Saudi expects more countries to join its newly formed anti-terror alliance, its Foreign Minister Adel al-Jubeir said at a briefing in Paris on Tuesday, adding that boots on ground might be included to fight militants.
He made the statement after Saudi Arabia announced earlier on Tuesday the formation of a 34-state Islamic military coalition to combat terrorism, a move that has been welcomed by the United States.
Meanwhile, Jubeir said Saudi Arabia’s Islamic anti-terror alliance will share information and train, equip and provide forces if necessary for the fight against Islamic State of Iraq and Syria (ISIS).
Jubeir said the new Muslim-state alliance will work with big powers to battle the militants, saying “it is time for Muslim world to be united to fight terrorism.”
“Nothing is off the table,” al-Jubeir said when asked whether the initiative could include troops on the ground.
“It depends on the requests that come, it depends on the need and it depends on the willingness of countries to provide the support necessary.”
Meanwhile, the minister emphasized that the new alliance is not Sunni or Shiite.
Jubeir also said Saudi is participating in the U.S.-led coalition against ISIS militants, which was launched since last year.
Egypt, Qatar and the United Arab Emirates are among the Arab countries in the alliance, together with Islamic countries Turkey, Malaysia and Pakistan, as well as African states.
"The countries here mentioned have decided on the formation of a military alliance led by Saudi Arabia to fight terrorism, with a joint operations center based in Riyadh to coordinate and support military operations," the statement said.
The news agency said the coalition’s formation was "a duty to protect the Islamic nation from the evils of all terrorist groups and organizations whatever their sect and name which wreak death and corruption on earth and aim to terrorize the innocent."
The 34 countries participating in the alliance along with Saudi Arabia are: Jordan, United Arab Emirates, Pakistan, Bahrain, Bangladesh, Benin, Turkey, Chad, Togo, Tunisia, Djibouti, Senegal, Sudan, Sierra Leone, Somalia, Gabon, Guinea, Palestine, Comoros, Qatar, Cote d'Ivoire, Kuwait, Lebanon, Libya, Maldives, Mali, Malaysia, Egypt, Morocco, Mauritania, Niger, Nigeria, Yemen.
Saudi Crown Prince and Defense Minister Mohammed bin Salman told reporters on Tuesday, in a rare press conference, that the campaign would "coordinate" efforts to fight terrorism in Iraq, Syria, Libya, Egypt and Afghanistan.
"There will be international coordination with major powers and international organizations ... in terms of operations in Syria and Iraq.

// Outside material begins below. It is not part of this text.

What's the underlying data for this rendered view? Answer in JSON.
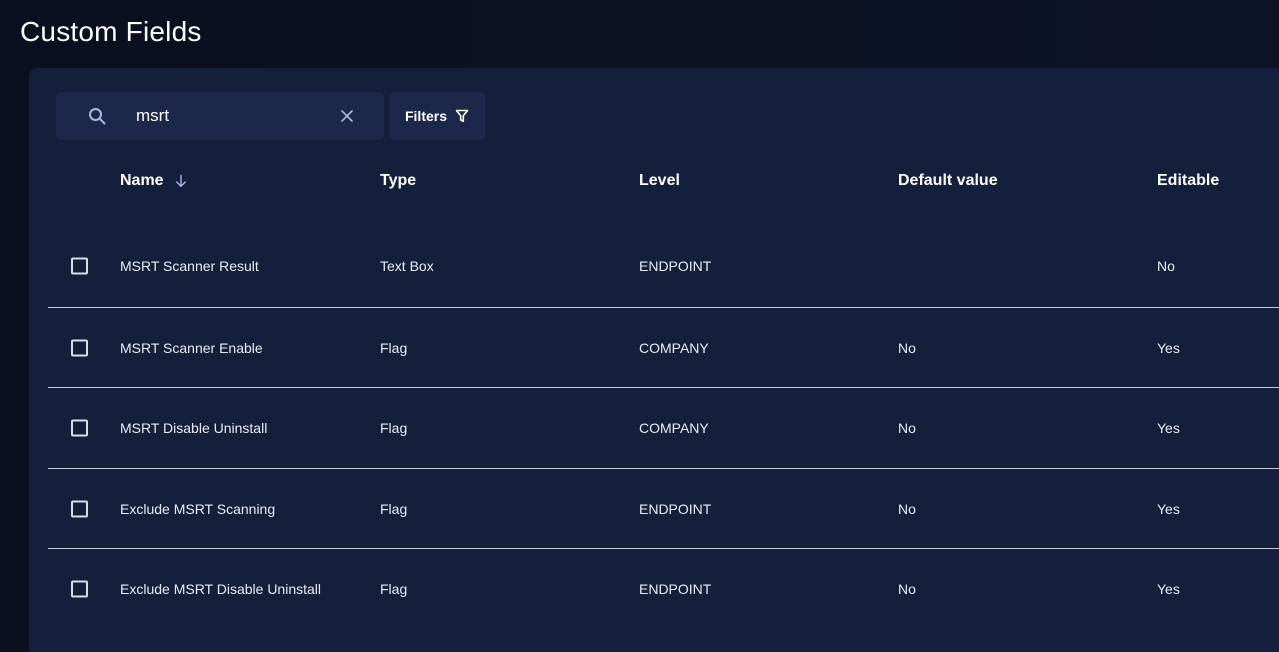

We can't undertake these operations without coordinating with legitimacy in this place and the international community," bin Salman said without elaborating.

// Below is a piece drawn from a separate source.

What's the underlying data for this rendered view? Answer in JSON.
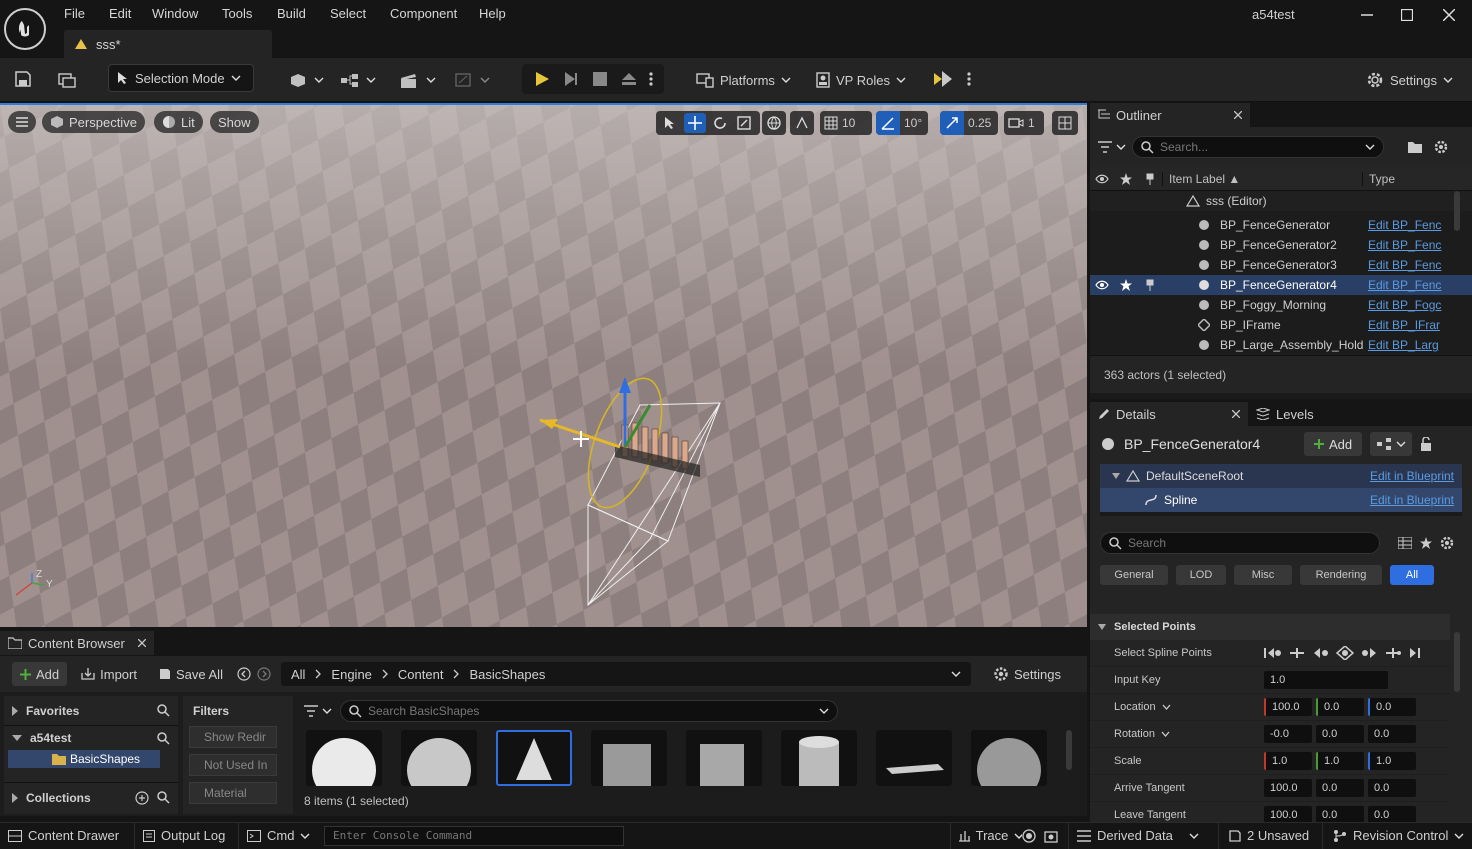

Asked if the new alliance would focus just on Islamic State, bin Salman said it would confront not only that group but "any terrorist organization that appears in front of us."
ISIS, which has launched attacks on several Western targets in recent months, has issued warnings to Gulf states and have mounted a series of attacks on mosques and security forces in Kuwait and Saudi Arabia.
Saudi Arabia has been leading a Gulf alliance fighting in Iranian-backed Houthi militias in neighboring Yemen since March. A ceasefire is set to take hold in Yemen on Tuesday alongside United Nations-backed peace talks.
Meanwhile, Germany’s defence minister said on Tuesday she welcomed Saudi Arabia’s announcement.
Ursula von der Leyen told German broadcaster ZDF the alliance would be of help if it joined other countries fighting ISIS, adding that militants had gained strength from disagreement among various opposition parties on how to fight or who to protect.
(With Reuters, AFP)